■ INSTRUCTIONS FOR THE TASK ■
Each entry has to be copied exactly, with nothing missed.

■ MATERIAL SUPPLIED ■
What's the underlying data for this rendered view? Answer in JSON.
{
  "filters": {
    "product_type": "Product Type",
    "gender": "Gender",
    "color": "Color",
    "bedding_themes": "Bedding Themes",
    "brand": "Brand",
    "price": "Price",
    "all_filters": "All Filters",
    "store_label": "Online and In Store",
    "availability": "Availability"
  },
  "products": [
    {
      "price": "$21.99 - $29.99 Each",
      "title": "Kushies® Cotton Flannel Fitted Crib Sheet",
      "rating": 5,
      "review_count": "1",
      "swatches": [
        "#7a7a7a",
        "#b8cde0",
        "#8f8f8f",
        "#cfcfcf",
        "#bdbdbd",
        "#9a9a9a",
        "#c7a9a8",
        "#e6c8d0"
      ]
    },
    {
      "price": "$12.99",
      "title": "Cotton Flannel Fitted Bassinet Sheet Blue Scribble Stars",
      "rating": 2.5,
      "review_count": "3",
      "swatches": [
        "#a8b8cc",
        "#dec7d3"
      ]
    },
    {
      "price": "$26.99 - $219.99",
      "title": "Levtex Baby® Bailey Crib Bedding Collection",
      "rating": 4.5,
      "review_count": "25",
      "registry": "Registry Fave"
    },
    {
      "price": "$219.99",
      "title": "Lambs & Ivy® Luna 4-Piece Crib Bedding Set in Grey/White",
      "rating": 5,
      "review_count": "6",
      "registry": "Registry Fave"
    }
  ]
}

■ FINISHED TASK ■
What's the underlying data for this rendered view? Answer in JSON.
{
  "filters": {
    "product_type": "Product Type",
    "gender": "Gender",
    "color": "Color",
    "bedding_themes": "Bedding Themes",
    "brand": "Brand",
    "price": "Price",
    "all_filters": "All Filters",
    "store_label": "Online and In Store",
    "availability": "Availability"
  },
  "products": [
    {
      "price": "$21.99 - $29.99 Each",
      "title": "Kushies® Cotton Flannel Fitted Crib Sheet",
      "rating": 5,
      "review_count": "1",
      "swatches": [
        "#7a7a7a",
        "#b8cde0",
        "#8f8f8f",
        "#cfcfcf",
        "#bdbdbd",
        "#9a9a9a",
        "#c7a9a8",
        "#e6c8d0"
      ]
    },
    {
      "price": "$12.99",
      "title": "Cotton Flannel Fitted Bassinet Sheet Blue Scribble Stars",
      "rating": 2.5,
      "review_count": "3",
      "swatches": [
        "#a8b8cc",
        "#dec7d3"
      ]
    },
    {
      "price": "$26.99 - $219.99",
      "title": "Levtex Baby® Bailey Crib Bedding Collection",
      "rating": 4.5,
      "review_count": "25",
      "registry": "Registry Fave"
    },
    {
      "price": "$219.99",
      "title": "Lambs & Ivy® Luna 4-Piece Crib Bedding Set in Grey/White",
      "rating": 5,
      "review_count": "6",
      "registry": "Registry Fave"
    }
  ]
}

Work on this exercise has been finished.